I wrote about my fascination with forward RaiQuan Gray in my last Nets post Thomas Trying To Alter No-Pass Narrative In Nets Summer League Games (substack.com), wondering whether he has a future in this organization. As a second-round pick in the 2021 NBA Draft, Gray was allowed to be allocated directly to G-League Long Island last season without the Nets losing his draft rights. Should he be invited to September’s training camp and cut, my understanding is that he’d be a free agent. It’s possible that the Nets’ plan for Gray is to stash him somewhere for another year. Usually, Exhibit 10 training camp deals are for undrafted players whereas Gray would need to be signed to a two-way or an NBA standard contract (albeit one that might not be guaranteed). Among the Nets Summer League contingent, no free agent other than Duke Jr. really stood out as worthy for a camp invite. In my view, the one who came closest was wing Donovan Williams. Playing in his UNLV college arena, he seemed comfortable in his limited opportunities, knocking down 3-of-4 from deep. I’m under no illusions that he is an NBA player—he needs to hit the gym hard to be able to withstand the league’s physicality. However, I think a G-League assignment for this season isn’t out of the question. As for the other training camp invites, hopefully the Nets have scouted other clubs’ Summer League teams well.
If RaiQuan Gray has some Draymond in him, we should invest another season of development in his growth. While his height is less than ideal, his body type should allow him to tangle with other Power-Forwards and, at best, hold his own. I can imagine him struggling against Giannis and Anthony Davis. Then again, who's effective guarding them? Perhaps only a healthy Jonathan Isaac.
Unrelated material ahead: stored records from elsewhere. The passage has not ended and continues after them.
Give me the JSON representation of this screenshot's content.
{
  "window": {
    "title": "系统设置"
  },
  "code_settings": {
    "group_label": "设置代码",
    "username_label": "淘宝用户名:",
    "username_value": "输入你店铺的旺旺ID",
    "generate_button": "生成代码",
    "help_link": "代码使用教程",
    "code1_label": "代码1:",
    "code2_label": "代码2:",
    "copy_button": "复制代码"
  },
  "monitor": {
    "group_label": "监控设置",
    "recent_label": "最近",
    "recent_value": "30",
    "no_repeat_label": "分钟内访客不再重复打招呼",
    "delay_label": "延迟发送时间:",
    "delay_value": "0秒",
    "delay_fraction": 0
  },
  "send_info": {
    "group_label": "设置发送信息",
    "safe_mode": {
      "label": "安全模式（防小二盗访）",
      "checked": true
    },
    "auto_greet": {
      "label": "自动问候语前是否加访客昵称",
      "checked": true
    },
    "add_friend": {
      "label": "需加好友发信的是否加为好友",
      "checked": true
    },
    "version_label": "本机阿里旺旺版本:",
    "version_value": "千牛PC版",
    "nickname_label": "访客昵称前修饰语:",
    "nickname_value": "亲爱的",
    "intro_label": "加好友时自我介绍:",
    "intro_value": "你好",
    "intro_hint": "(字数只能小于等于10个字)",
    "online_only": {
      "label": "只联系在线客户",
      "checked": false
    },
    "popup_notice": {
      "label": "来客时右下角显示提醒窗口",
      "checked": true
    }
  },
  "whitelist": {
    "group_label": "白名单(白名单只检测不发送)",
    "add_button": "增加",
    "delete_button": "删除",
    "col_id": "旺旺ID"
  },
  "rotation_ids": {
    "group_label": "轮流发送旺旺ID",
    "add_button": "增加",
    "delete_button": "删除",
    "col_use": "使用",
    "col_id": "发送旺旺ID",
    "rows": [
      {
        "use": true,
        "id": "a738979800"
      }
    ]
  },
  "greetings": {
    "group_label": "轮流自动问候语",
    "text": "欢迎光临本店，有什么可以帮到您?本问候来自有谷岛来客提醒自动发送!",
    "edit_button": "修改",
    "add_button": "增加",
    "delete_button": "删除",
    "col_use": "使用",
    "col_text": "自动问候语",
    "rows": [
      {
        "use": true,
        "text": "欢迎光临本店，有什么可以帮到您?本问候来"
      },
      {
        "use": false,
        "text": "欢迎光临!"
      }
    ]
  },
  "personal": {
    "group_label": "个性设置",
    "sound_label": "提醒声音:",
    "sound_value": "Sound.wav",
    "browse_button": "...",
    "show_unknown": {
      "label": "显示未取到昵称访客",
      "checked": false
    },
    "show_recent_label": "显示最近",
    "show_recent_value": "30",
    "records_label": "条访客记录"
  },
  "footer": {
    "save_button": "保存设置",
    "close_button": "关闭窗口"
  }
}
Steve, is the ideal situation to bring back all three of our Stars and allow these role-players to show what they can do with the starters and veteran role-players? If we could get Thomas, Williams, Edwards, Gray, and Sharpe to play 10-18 minutes off the bench as a cohesive unit, many would guess something catastrophic happened to our team. Hopefully, we get closure on the Durant and Irving situation sooner than later
Hope you're doing well brother.
I completely agree with you on Cam Thomas, specifically his defensive lapses. I only got to see the one game against the Timberwolves. I do see Kyrie as a 6th Man type off the bench. If he's gonna find success by mirroring his game after Kyrie, management must prioritize a guy like Ben Simmons.
To that end, I saw Alondes Williams as a guy that should've played a bunch of minutes at starting 2-Guard next to Cam. I heard he couldn't shoot and if our coaching staff fails to put him in the best position to optimize his skills, we're wasting time